Try it — Output every entry exactly as written.

--- Records for this exercise ---

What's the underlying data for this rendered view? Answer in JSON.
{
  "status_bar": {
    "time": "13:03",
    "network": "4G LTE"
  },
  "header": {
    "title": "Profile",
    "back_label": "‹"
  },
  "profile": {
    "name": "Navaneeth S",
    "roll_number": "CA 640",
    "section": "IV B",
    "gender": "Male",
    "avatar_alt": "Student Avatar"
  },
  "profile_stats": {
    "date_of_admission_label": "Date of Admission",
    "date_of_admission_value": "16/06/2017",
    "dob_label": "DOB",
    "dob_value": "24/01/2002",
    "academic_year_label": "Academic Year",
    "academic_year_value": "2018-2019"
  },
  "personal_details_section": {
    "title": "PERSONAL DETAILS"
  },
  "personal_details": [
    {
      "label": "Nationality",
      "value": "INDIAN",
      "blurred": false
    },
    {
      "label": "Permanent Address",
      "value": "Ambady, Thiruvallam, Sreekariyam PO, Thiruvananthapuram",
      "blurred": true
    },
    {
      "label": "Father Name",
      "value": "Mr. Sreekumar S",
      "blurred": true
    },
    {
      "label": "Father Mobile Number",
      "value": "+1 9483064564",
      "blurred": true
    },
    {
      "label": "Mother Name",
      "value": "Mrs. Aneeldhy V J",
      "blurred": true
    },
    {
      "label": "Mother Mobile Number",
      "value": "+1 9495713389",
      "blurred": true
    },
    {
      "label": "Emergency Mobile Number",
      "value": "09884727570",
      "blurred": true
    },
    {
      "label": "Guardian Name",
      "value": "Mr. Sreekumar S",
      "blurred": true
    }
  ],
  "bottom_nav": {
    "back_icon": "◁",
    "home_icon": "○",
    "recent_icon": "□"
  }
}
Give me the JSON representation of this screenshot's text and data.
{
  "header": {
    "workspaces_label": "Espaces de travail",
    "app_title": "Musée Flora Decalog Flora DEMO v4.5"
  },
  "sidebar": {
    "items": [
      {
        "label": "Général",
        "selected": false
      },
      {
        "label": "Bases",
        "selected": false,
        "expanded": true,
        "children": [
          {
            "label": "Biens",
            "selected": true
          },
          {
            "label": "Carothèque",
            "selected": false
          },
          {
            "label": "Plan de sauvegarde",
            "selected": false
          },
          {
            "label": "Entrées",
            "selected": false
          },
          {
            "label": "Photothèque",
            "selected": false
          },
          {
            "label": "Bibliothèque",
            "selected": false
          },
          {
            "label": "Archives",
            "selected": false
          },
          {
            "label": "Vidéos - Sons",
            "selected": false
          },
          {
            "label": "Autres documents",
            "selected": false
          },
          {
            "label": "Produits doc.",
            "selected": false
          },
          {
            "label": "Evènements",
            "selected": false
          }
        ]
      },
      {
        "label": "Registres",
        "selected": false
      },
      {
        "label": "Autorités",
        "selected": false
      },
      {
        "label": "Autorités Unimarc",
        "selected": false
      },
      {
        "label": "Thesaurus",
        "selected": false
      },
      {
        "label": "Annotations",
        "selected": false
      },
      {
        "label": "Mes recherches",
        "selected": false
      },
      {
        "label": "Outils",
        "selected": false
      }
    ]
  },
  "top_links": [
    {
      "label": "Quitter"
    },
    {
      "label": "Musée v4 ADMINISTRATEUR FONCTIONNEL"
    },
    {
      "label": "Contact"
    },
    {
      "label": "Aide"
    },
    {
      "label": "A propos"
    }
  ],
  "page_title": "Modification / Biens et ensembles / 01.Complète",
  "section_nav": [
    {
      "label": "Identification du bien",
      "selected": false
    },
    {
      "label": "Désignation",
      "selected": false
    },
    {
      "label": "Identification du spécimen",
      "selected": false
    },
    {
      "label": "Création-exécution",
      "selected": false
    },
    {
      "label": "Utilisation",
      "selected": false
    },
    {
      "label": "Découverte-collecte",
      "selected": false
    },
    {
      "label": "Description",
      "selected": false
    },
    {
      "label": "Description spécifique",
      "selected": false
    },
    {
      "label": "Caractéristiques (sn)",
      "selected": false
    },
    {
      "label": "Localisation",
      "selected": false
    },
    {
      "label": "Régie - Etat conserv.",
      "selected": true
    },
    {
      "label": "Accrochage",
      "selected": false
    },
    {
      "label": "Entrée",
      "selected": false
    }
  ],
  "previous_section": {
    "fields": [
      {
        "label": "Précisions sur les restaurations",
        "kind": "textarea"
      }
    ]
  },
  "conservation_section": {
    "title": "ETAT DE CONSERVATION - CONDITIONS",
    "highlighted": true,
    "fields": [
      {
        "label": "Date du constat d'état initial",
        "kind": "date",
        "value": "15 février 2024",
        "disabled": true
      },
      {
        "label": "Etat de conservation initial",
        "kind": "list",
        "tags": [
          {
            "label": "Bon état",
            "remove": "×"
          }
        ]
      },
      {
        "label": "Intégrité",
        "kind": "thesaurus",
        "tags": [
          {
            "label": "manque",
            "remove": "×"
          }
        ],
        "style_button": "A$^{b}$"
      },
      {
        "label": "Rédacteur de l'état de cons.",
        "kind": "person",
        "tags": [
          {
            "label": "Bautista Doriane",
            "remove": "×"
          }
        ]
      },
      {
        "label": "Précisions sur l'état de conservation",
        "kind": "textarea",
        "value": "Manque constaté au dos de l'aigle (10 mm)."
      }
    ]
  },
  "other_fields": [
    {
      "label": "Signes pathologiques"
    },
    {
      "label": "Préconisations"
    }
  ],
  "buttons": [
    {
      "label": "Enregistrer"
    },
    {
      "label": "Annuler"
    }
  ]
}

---

Answer to this exercise —
What's the underlying data for this rendered view? Answer in JSON.
{
  "status_bar": {
    "time": "13:03",
    "network": "4G LTE"
  },
  "header": {
    "title": "Profile",
    "back_label": "‹"
  },
  "profile": {
    "name": "Navaneeth S",
    "roll_number": "CA 640",
    "section": "IV B",
    "gender": "Male",
    "avatar_alt": "Student Avatar"
  },
  "profile_stats": {
    "date_of_admission_label": "Date of Admission",
    "date_of_admission_value": "16/06/2017",
    "dob_label": "DOB",
    "dob_value": "24/01/2002",
    "academic_year_label": "Academic Year",
    "academic_year_value": "2018-2019"
  },
  "personal_details_section": {
    "title": "PERSONAL DETAILS"
  },
  "personal_details": [
    {
      "label": "Nationality",
      "value": "INDIAN",
      "blurred": false
    },
    {
      "label": "Permanent Address",
      "value": "Ambady, Thiruvallam, Sreekariyam PO, Thiruvananthapuram",
      "blurred": true
    },
    {
      "label": "Father Name",
      "value": "Mr. Sreekumar S",
      "blurred": true
    },
    {
      "label": "Father Mobile Number",
      "value": "+1 9483064564",
      "blurred": true
    },
    {
      "label": "Mother Name",
      "value": "Mrs. Aneeldhy V J",
      "blurred": true
    },
    {
      "label": "Mother Mobile Number",
      "value": "+1 9495713389",
      "blurred": true
    },
    {
      "label": "Emergency Mobile Number",
      "value": "09884727570",
      "blurred": true
    },
    {
      "label": "Guardian Name",
      "value": "Mr. Sreekumar S",
      "blurred": true
    }
  ],
  "bottom_nav": {
    "back_icon": "◁",
    "home_icon": "○",
    "recent_icon": "□"
  }
}
Give me the JSON representation of this screenshot's text and data.
{
  "header": {
    "workspaces_label": "Espaces de travail",
    "app_title": "Musée Flora Decalog Flora DEMO v4.5"
  },
  "sidebar": {
    "items": [
      {
        "label": "Général",
        "selected": false
      },
      {
        "label": "Bases",
        "selected": false,
        "expanded": true,
        "children": [
          {
            "label": "Biens",
            "selected": true
          },
          {
            "label": "Carothèque",
            "selected": false
          },
          {
            "label": "Plan de sauvegarde",
            "selected": false
          },
          {
            "label": "Entrées",
            "selected": false
          },
          {
            "label": "Photothèque",
            "selected": false
          },
          {
            "label": "Bibliothèque",
            "selected": false
          },
          {
            "label": "Archives",
            "selected": false
          },
          {
            "label": "Vidéos - Sons",
            "selected": false
          },
          {
            "label": "Autres documents",
            "selected": false
          },
          {
            "label": "Produits doc.",
            "selected": false
          },
          {
            "label": "Evènements",
            "selected": false
          }
        ]
      },
      {
        "label": "Registres",
        "selected": false
      },
      {
        "label": "Autorités",
        "selected": false
      },
      {
        "label": "Autorités Unimarc",
        "selected": false
      },
      {
        "label": "Thesaurus",
        "selected": false
      },
      {
        "label": "Annotations",
        "selected": false
      },
      {
        "label": "Mes recherches",
        "selected": false
      },
      {
        "label": "Outils",
        "selected": false
      }
    ]
  },
  "top_links": [
    {
      "label": "Quitter"
    },
    {
      "label": "Musée v4 ADMINISTRATEUR FONCTIONNEL"
    },
    {
      "label": "Contact"
    },
    {
      "label": "Aide"
    },
    {
      "label": "A propos"
    }
  ],
  "page_title": "Modification / Biens et ensembles / 01.Complète",
  "section_nav": [
    {
      "label": "Identification du bien",
      "selected": false
    },
    {
      "label": "Désignation",
      "selected": false
    },
    {
      "label": "Identification du spécimen",
      "selected": false
    },
    {
      "label": "Création-exécution",
      "selected": false
    },
    {
      "label": "Utilisation",
      "selected": false
    },
    {
      "label": "Découverte-collecte",
      "selected": false
    },
    {
      "label": "Description",
      "selected": false
    },
    {
      "label": "Description spécifique",
      "selected": false
    },
    {
      "label": "Caractéristiques (sn)",
      "selected": false
    },
    {
      "label": "Localisation",
      "selected": false
    },
    {
      "label": "Régie - Etat conserv.",
      "selected": true
    },
    {
      "label": "Accrochage",
      "selected": false
    },
    {
      "label": "Entrée",
      "selected": false
    }
  ],
  "previous_section": {
    "fields": [
      {
        "label": "Précisions sur les restaurations",
        "kind": "textarea"
      }
    ]
  },
  "conservation_section": {
    "title": "ETAT DE CONSERVATION - CONDITIONS",
    "highlighted": true,
    "fields": [
      {
        "label": "Date du constat d'état initial",
        "kind": "date",
        "value": "15 février 2024",
        "disabled": true
      },
      {
        "label": "Etat de conservation initial",
        "kind": "list",
        "tags": [
          {
            "label": "Bon état",
            "remove": "×"
          }
        ]
      },
      {
        "label": "Intégrité",
        "kind": "thesaurus",
        "tags": [
          {
            "label": "manque",
            "remove": "×"
          }
        ],
        "style_button": "A$^{b}$"
      },
      {
        "label": "Rédacteur de l'état de cons.",
        "kind": "person",
        "tags": [
          {
            "label": "Bautista Doriane",
            "remove": "×"
          }
        ]
      },
      {
        "label": "Précisions sur l'état de conservation",
        "kind": "textarea",
        "value": "Manque constaté au dos de l'aigle (10 mm)."
      }
    ]
  },
  "other_fields": [
    {
      "label": "Signes pathologiques"
    },
    {
      "label": "Préconisations"
    }
  ],
  "buttons": [
    {
      "label": "Enregistrer"
    },
    {
      "label": "Annuler"
    }
  ]
}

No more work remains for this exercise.